Another potential effect for people to be aware of and that is vaccines of this type by their very nature stimulates both the nonspecific and specific set of immune responses our body has. Your body may try to fight this “infection” with a fever and make you feel achy and tired for a few days before it gets down to building specific antibodies. That wouldn’t be dangerous, but it would be something to be aware of, or you may be afraid you’d gotten ill from the vaccine. The side effects are likely to be a bit worse than those from the annual flu shots.
In the end, it is hard to know if this is the vaccine that turns out to be the most widely used. Assuming the trend holds; however, I think it could be a useful measure to vaccinate healthcare workers who are most at risk.
A final thought added by Dr. Shaham – Update 2023:

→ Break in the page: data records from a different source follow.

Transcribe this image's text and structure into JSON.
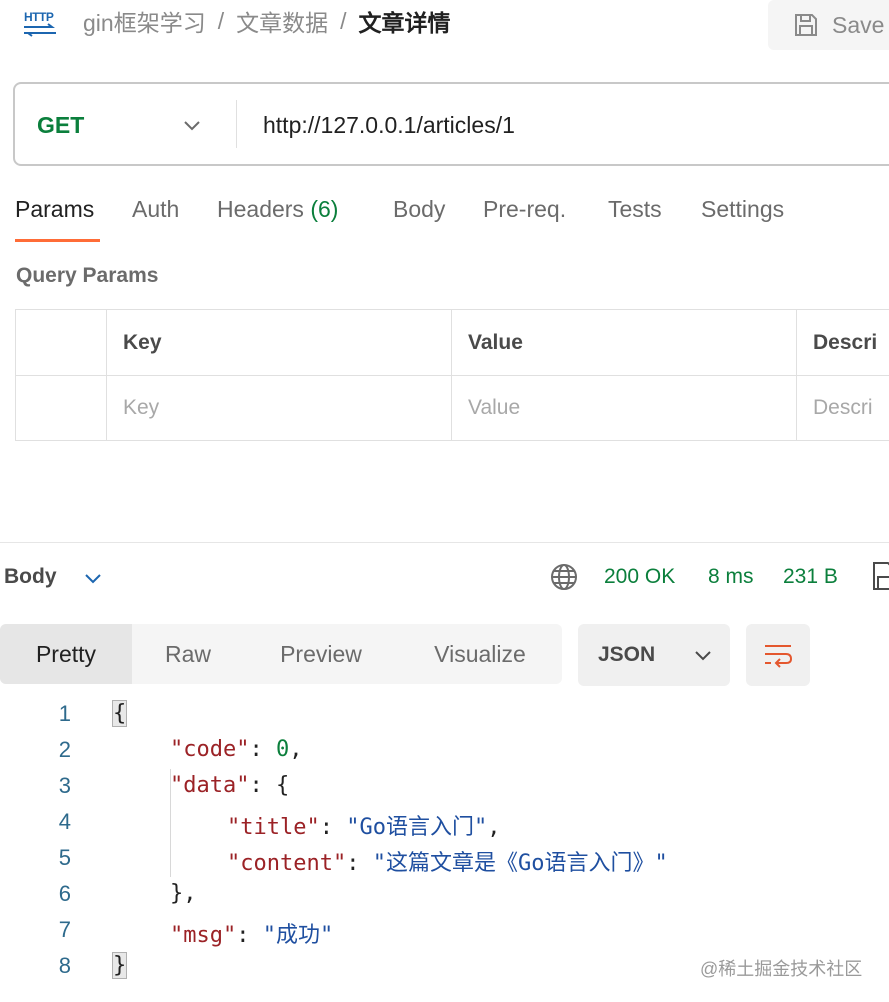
{
  "header": {
    "http_badge": "HTTP",
    "breadcrumb": [
      "gin框架学习",
      "文章数据",
      "文章详情"
    ],
    "separator": "/",
    "save_label": "Save"
  },
  "request": {
    "method": "GET",
    "url": "http://127.0.0.1/articles/1"
  },
  "request_tabs": [
    {
      "label": "Params",
      "active": true
    },
    {
      "label": "Auth"
    },
    {
      "label": "Headers",
      "count": "(6)"
    },
    {
      "label": "Body"
    },
    {
      "label": "Pre-req."
    },
    {
      "label": "Tests"
    },
    {
      "label": "Settings"
    }
  ],
  "query_params": {
    "title": "Query Params",
    "columns": [
      "Key",
      "Value",
      "Descri"
    ],
    "placeholders": [
      "Key",
      "Value",
      "Descri"
    ]
  },
  "response": {
    "body_label": "Body",
    "status": "200 OK",
    "time": "8 ms",
    "size": "231 B",
    "view_modes": [
      "Pretty",
      "Raw",
      "Preview",
      "Visualize"
    ],
    "active_view": "Pretty",
    "format": "JSON",
    "line_numbers": [
      "1",
      "2",
      "3",
      "4",
      "5",
      "6",
      "7",
      "8"
    ],
    "json": {
      "code_key": "\"code\"",
      "code_value": "0",
      "data_key": "\"data\"",
      "title_key": "\"title\"",
      "title_value": "\"Go语言入门\"",
      "content_key": "\"content\"",
      "content_value": "\"这篇文章是《Go语言入门》\"",
      "msg_key": "\"msg\"",
      "msg_value": "\"成功\""
    }
  },
  "watermark": "@稀土掘金技术社区",
  "colors": {
    "accent": "#ff6c37",
    "method_get": "#0b7f3c",
    "status_ok": "#0b7f3c",
    "json_key": "#9b2226",
    "json_string": "#1f4fa0"
  }
}
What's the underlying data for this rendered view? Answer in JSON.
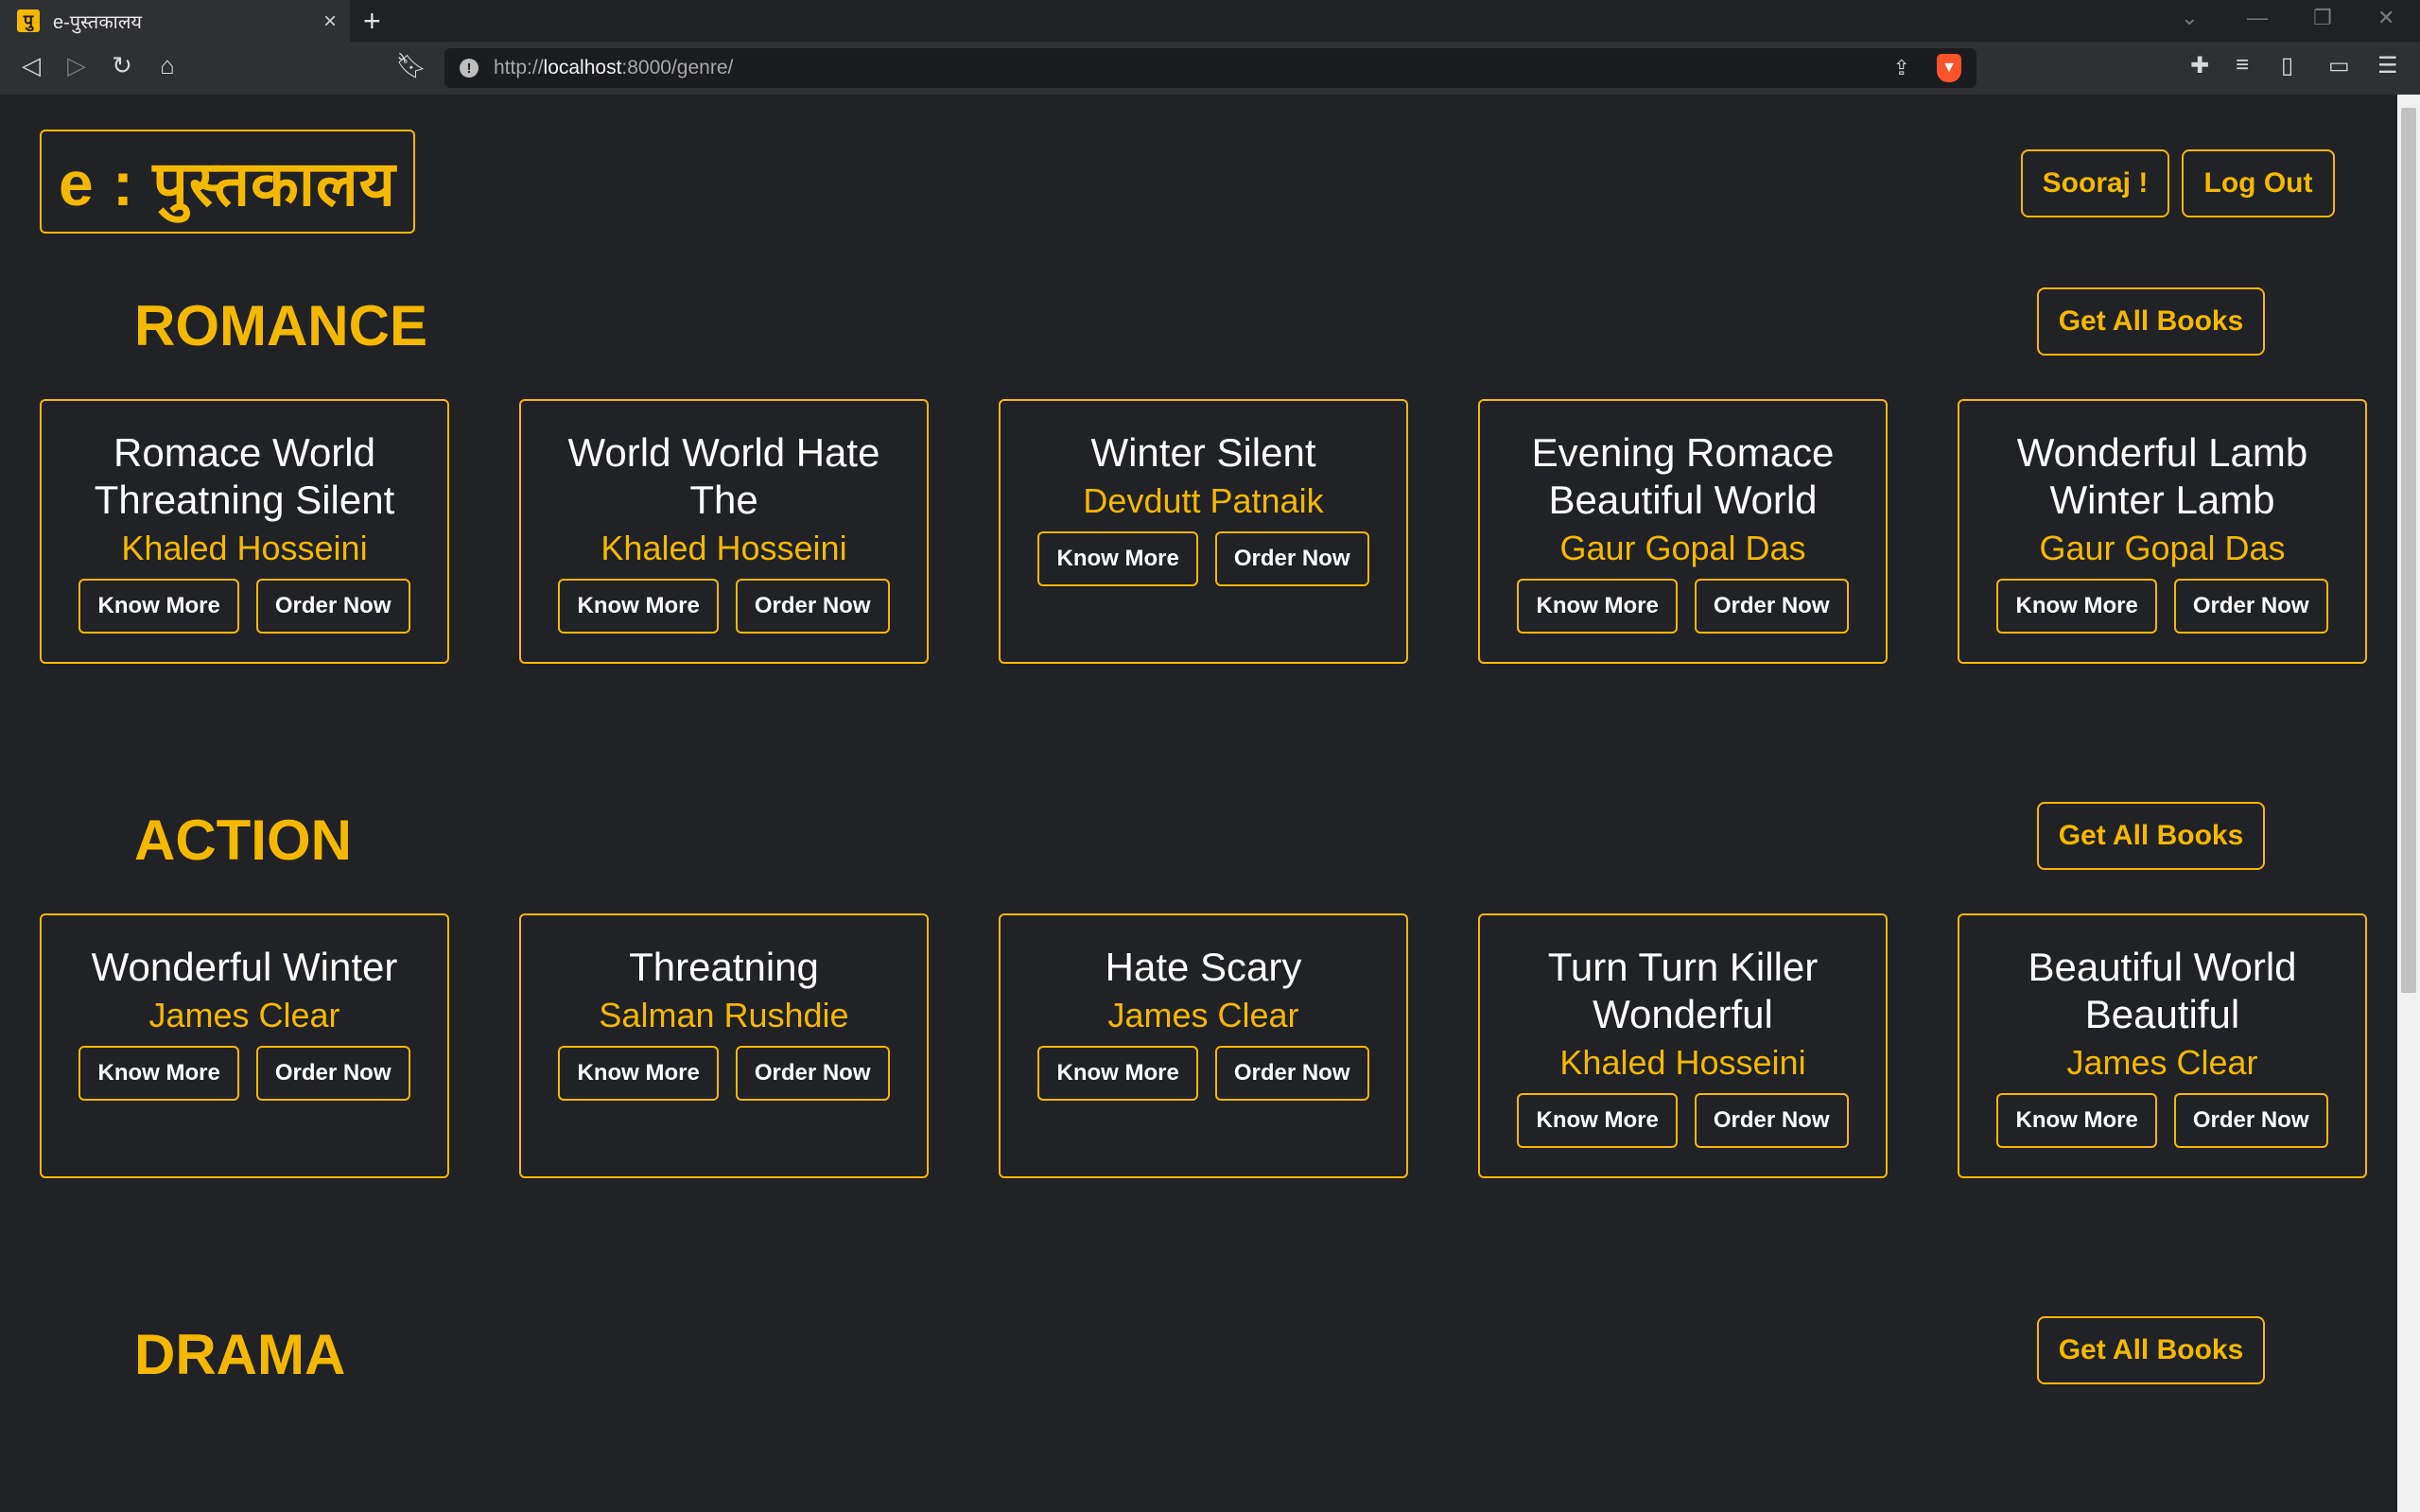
{
  "browser": {
    "tab_title": "e-पुस्तकालय",
    "favicon_letter": "पु",
    "url_prefix": "http://",
    "url_host": "localhost",
    "url_rest": ":8000/genre/"
  },
  "header": {
    "brand": "e : पुस्तकालय",
    "user_button": "Sooraj !",
    "logout_button": "Log Out"
  },
  "sections": [
    {
      "title": "ROMANCE",
      "get_all": "Get All Books",
      "books": [
        {
          "title": "Romace World Threatning Silent",
          "author": "Khaled Hosseini"
        },
        {
          "title": "World World Hate The",
          "author": "Khaled Hosseini"
        },
        {
          "title": "Winter Silent",
          "author": "Devdutt Patnaik"
        },
        {
          "title": "Evening Romace Beautiful World",
          "author": "Gaur Gopal Das"
        },
        {
          "title": "Wonderful Lamb Winter Lamb",
          "author": "Gaur Gopal Das"
        }
      ]
    },
    {
      "title": "ACTION",
      "get_all": "Get All Books",
      "books": [
        {
          "title": "Wonderful Winter",
          "author": "James Clear"
        },
        {
          "title": "Threatning",
          "author": "Salman Rushdie"
        },
        {
          "title": "Hate Scary",
          "author": "James Clear"
        },
        {
          "title": "Turn Turn Killer Wonderful",
          "author": "Khaled Hosseini"
        },
        {
          "title": "Beautiful World Beautiful",
          "author": "James Clear"
        }
      ]
    },
    {
      "title": "DRAMA",
      "get_all": "Get All Books",
      "books": []
    }
  ],
  "card_buttons": {
    "know_more": "Know More",
    "order_now": "Order Now"
  }
}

We now have independent analysis of the data for many different types of Covid vaccines. They are all effective enough to be useful in preventing severe covid disease (covid getting you sick enough to be hospitalized), with the mRNA vaccines being the most effective. They have also been used in millions of people at the time I write this, including children 6 months old and above, so we know they are safe, as well, with the usual caveat of side effects after vaccination, like fever and muscle aches, and the warning of very rare allergic reactions. I received 4 doses of the Pfizer mRNA vaccine (since that was the one given to me by my hospital, I did not favor any brand), and encourage everyone who is eligible and able to, to do the same, so that they protect themselves and their community.